destroy all of his enemies, and takes off in it before
But I dare not reveal too much. The plot has a lot of fun with
the Carver character, played by Pryce in a platinum crew-cut.
He likes to write headlines and design front pages in advance
of big news events, and then make them happen, although more
than once he's premature in reporting the death of Bond. His
wife, Paris (Teri Hatcher), happens to be a former lover of 007,
and M (Judi Dench), head of British secret service, makes a few
tart suggestions about how Bond might make use of the connection.
The other Bond woman this time is a departure from many of 007's
former teammates. She's Wai Lin, an agent for the "Chinese
External Security Force,'' and she's played by Michelle Yeoh
as a karate expert with formidable fighting and intelligence
skills. Yeoh, of course, is a star in her own right, having toplined
many Asian martial arts movies, and her presence in the movie
is so effective that she'd be a natural to add to the other regulars,
like M, Q and Miss Moneypenny.
In its 35th year, the long-running Bond series has settled into
a dependable formula, based on gimmicks, high-tech toys, chases,
elaborate stunts, and the battle to foil the madman's evil schemes.
The toys this time are a couple of BMW products: A motorcycle,
used during an incredible chase scene over rooftops, and a car,
which is remote-controlled by a hand-held device with a touch
pad. In one ingenious chase scene, Bond crouches in the back
seat of the car while guiding it with the remote control.
All Bond movies include at least one Fruit Cart Scene, in which
market stalls are overturned in a chase, and this one sets some
kind of a record by having the carts destroyed by the blades
of a helicopter that's chasing Bond and Wai Lin. There is also
the obligatory Talking Killer scene, in which the madman explains
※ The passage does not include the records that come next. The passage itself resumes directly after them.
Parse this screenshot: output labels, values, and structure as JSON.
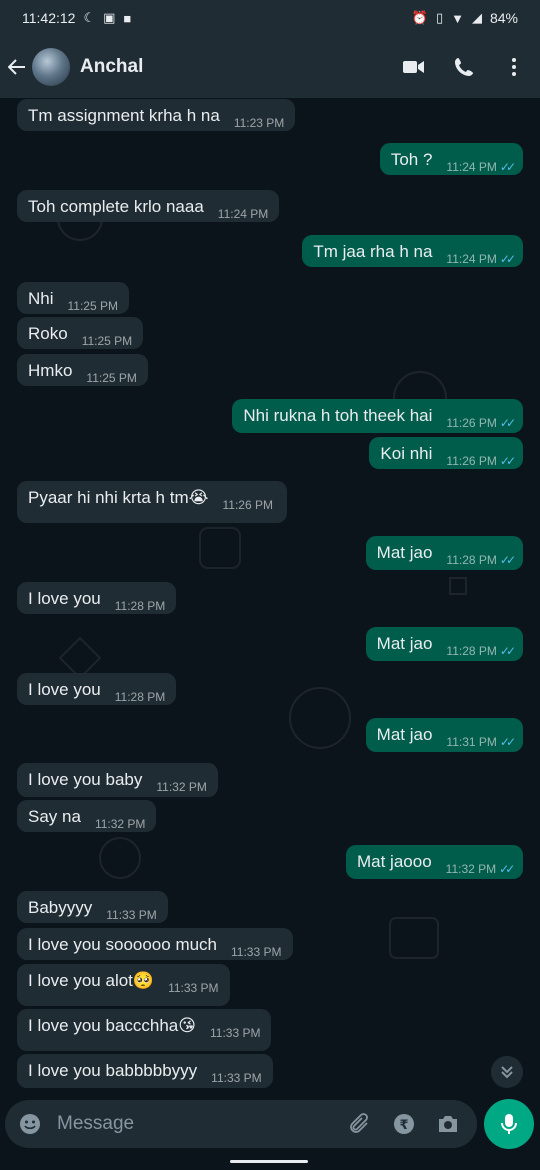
{
  "status": {
    "time": "11:42:12",
    "battery": "84%"
  },
  "header": {
    "contact_name": "Anchal"
  },
  "messages": [
    {
      "dir": "in",
      "text": "Tm assignment krha h na",
      "time": "11:23 PM"
    },
    {
      "dir": "out",
      "text": "Toh ?",
      "time": "11:24 PM"
    },
    {
      "dir": "in",
      "text": "Toh complete krlo naaa",
      "time": "11:24 PM"
    },
    {
      "dir": "out",
      "text": "Tm jaa rha h na",
      "time": "11:24 PM"
    },
    {
      "dir": "in",
      "text": "Nhi",
      "time": "11:25 PM"
    },
    {
      "dir": "in",
      "text": "Roko",
      "time": "11:25 PM"
    },
    {
      "dir": "in",
      "text": "Hmko",
      "time": "11:25 PM"
    },
    {
      "dir": "out",
      "text": "Nhi rukna h toh theek hai",
      "time": "11:26 PM"
    },
    {
      "dir": "out",
      "text": "Koi nhi",
      "time": "11:26 PM"
    },
    {
      "dir": "in",
      "text": "Pyaar hi nhi krta h tm",
      "emoji": "😭",
      "time": "11:26 PM"
    },
    {
      "dir": "out",
      "text": "Mat jao",
      "time": "11:28 PM"
    },
    {
      "dir": "in",
      "text": "I love you",
      "time": "11:28 PM"
    },
    {
      "dir": "out",
      "text": "Mat jao",
      "time": "11:28 PM"
    },
    {
      "dir": "in",
      "text": "I love you",
      "time": "11:28 PM"
    },
    {
      "dir": "out",
      "text": "Mat jao",
      "time": "11:31 PM"
    },
    {
      "dir": "in",
      "text": "I love you baby",
      "time": "11:32 PM"
    },
    {
      "dir": "in",
      "text": "Say na",
      "time": "11:32 PM"
    },
    {
      "dir": "out",
      "text": "Mat jaooo",
      "time": "11:32 PM"
    },
    {
      "dir": "in",
      "text": "Babyyyy",
      "time": "11:33 PM"
    },
    {
      "dir": "in",
      "text": "I love you soooooo much",
      "time": "11:33 PM"
    },
    {
      "dir": "in",
      "text": "I love you alot",
      "emoji": "🥺",
      "time": "11:33 PM"
    },
    {
      "dir": "in",
      "text": "I love you baccchha",
      "emoji": "😘",
      "time": "11:33 PM"
    },
    {
      "dir": "in",
      "text": "I love you babbbbbyyy",
      "time": "11:33 PM"
    }
  ],
  "composer": {
    "placeholder": "Message"
  },
  "colors": {
    "incoming": "#202c33",
    "outgoing": "#005c4b",
    "accent": "#00a884",
    "read_ticks": "#53bdeb"
  },
  "icons": {
    "back": "arrow-left-icon",
    "video": "video-call-icon",
    "call": "phone-icon",
    "menu": "more-vertical-icon",
    "emoji": "emoji-icon",
    "attach": "paperclip-icon",
    "payment": "rupee-icon",
    "camera": "camera-icon",
    "mic": "mic-icon",
    "scroll": "double-chevron-down-icon"
  }
}
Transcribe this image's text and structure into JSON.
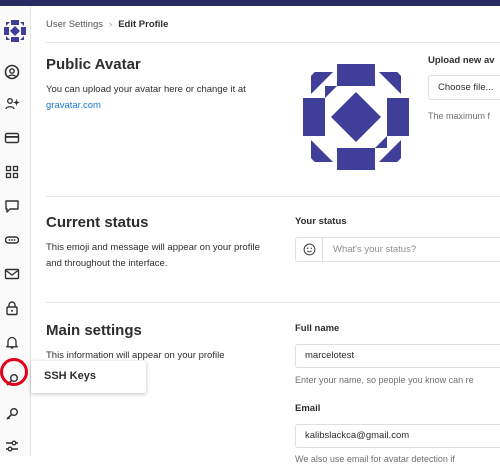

his plans when he should simply be killing Bond as quickly as
possible ('Caesar had his legions, Napoleon had his armies,
and I have my divisions--TV, newspapers ...').
Is Pierce Brosnan better or worse as Bond than Connery, Lazenby,
Moore and Dalton? This is one of those questions (like why doesn't
tomorrow ever die?) that can be debated but never answered. Basically,
you have Connery, and then you have all of the rest. I enjoyed
Brosnan in the role, although this time I noticed fewer Bondian
moments in which the trademarks of the series are relished.
Yes, we have the usual double entendres and product placements
(I find product placement distracting in most movies, but sort
of anticipate them as part of the Bond formula). There's a high
gloss and some nice payoffs, but not quite as much humor as usual;
Bond seems to be straying from his tongue-in-cheek origins into
the realm of conventional techno-thrillers.
Still, "Tomorrow Never Dies" gets the job done, sometimes
excitingly, often with style. The villain, slightly more contemporary
and plausible than usual, brings some subtler-than-usual satire
into the film, and I liked the chemistry between Bond and Wai
Lin (all the more convincing because the plot doesn't force it).
The look of the film is authoritative; the scenes involving warships
and airplanes seem sleek and plausible. There's gorgeous photography
as a junk sails in a sea filled with peaks, and astonishing action
choreography in the rooftop motorcycle chase.
On the basis of this installment, the longest-running movies
series seems fit for the 21st century.